In modern times, cannabis aficionados utilize the flower, seeds, stalks, leaves and resin glands for smoke, food, fiber, fuel and medicine. What few people use are the roots despite their long history of medical use dating back thousands of years. A trio of researchers (including Dr. Ethan Russo) explored traditional and modern applications in a new study for the Cannabis and Cannabinoid Research journal.

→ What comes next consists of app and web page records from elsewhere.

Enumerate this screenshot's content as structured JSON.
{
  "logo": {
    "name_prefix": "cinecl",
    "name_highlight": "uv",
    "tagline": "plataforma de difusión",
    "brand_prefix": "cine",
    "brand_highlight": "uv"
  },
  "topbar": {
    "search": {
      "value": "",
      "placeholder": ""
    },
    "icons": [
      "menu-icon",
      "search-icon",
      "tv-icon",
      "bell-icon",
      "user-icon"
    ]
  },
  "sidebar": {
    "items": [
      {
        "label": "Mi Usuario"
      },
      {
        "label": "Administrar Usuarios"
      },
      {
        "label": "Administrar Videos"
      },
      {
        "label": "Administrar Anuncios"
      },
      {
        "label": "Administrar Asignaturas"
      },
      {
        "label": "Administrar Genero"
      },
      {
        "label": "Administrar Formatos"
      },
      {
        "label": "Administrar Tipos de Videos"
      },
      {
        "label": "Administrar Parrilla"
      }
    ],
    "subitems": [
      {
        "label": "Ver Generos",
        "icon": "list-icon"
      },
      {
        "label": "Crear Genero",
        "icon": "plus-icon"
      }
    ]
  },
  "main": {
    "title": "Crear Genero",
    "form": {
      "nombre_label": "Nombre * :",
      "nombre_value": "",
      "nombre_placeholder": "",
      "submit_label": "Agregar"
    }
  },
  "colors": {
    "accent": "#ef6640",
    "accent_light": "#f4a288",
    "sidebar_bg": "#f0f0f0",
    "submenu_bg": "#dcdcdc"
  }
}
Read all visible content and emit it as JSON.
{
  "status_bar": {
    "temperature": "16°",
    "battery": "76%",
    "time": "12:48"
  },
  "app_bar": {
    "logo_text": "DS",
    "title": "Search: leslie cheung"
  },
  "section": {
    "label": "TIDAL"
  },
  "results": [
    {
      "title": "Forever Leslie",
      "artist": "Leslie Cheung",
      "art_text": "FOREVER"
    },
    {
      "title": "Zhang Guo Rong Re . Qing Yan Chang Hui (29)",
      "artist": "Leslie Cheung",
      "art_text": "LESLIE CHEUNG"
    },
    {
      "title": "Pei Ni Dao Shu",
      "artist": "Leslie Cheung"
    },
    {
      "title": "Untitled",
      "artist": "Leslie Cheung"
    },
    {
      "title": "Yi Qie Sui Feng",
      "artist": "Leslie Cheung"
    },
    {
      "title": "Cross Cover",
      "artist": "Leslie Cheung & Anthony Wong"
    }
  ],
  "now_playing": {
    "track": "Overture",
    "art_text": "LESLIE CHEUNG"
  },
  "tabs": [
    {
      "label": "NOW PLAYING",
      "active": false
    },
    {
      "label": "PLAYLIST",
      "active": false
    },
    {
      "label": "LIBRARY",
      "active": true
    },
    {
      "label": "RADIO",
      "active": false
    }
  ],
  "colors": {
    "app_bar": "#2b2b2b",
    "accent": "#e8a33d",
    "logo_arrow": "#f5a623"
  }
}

Pliny the Elder, the first-century Roman naturalist (and the name inspiration for a kick-ass double IPA), suggested a liquid root concentrate in Natural Histories for treating gout, joint stiffness and other conditions. In the 16th century, physicians like Germany's Leonhart Fuchs and France's François Rabelais also used the root to treat gout, as did British botanist John Parkinson in 1640, while 17th-century Polish botanist Szymon Syrenski made the curious claim that hemp roots help with “curved and shrunken body parts.” Hundreds of years earlier, 12th-century Persian philosopher Ibn Sina suggested the roots help "decrease fever," a recommendation also found in Argentina, while the ancient Chinese pharmacopoeia Pen Ts’ao Ching said cannabis-root juice could help with postpartum hemorrhage.
By the late 1600s, physicians and botanists around the world applied cannabis roots to a wide range of conditions that also included arthritis, skin burns, gastrointestinal issues, infection, "tumors" (i.e., abscess, sores, ulcers) and even sexually transmitted disease. (For those who must know, a 17th-century German botanist in what is now Indonesia prepared an edible root formula for gonorrhea.)
Now before shoving cannabis roots down your cheatin' boyfriend's throat, many of these claims are unproven, but one early application in particular—treating inflammation—is likely legit. Dr. Nicholas Culpeper wrote “the decoction of the root allays inflammations of the head or any other parts" in 1653's Culpeper's Complete Herbal. Several other physicians made similar claims, from Brits like John Parkinson to Persians like M. Husain Khan. As noted by the authors of the Cannabis and Cannabinoid Research study, "There are several compounds in cannabis root with potential anti-inflammatory activity."
Per the research, cannabis roots contain friedelin, epifriedelanol, triterpenoids, cannabisativine, anhydrocannabisativine, carvone, dihydrocarvone, sitosterol, campesterol, stigmasterol, N-(p-hydroxy-β-phenylethyl)-p-hydroxy-trans-cinnamamide and a bunch of other stuff that would screw up a spelling bee contestant. Noticeably missing from the roots, however, are cannabinoids like tetrahydrocannabinol (THC) and cannabidiol (CBD). Limited modern research exists for cannabis roots, but studies are available for many of the individual components found in them.
Referencing several other studies, the authors listed potential medical applications for the root components that include anti-inflammatory, fever-reducing, pain-relieving, antioxidant and analgesic effects. This led them to conclude, "The current available data on the pharmacology of cannabis root components provide significant support to the historical and ethnobotanical claims of clinical efficacy. This suggests the need for reexamination of whole root preparations on inflammatory and malignant conditions employing modern scientific techniques."
Dr. Russo and company then listed several traditional ways that physicians and botanists applied the roots in centuries past. They included extracting the juice, boiling the roots in water, mixing the ground root juice into oil or butter and applying the root juice topically. One account even described "mixing pulverized cannabis root with wine." More research might be necessary, but for now, we'll test the theory out with lots of cannabis root sangria!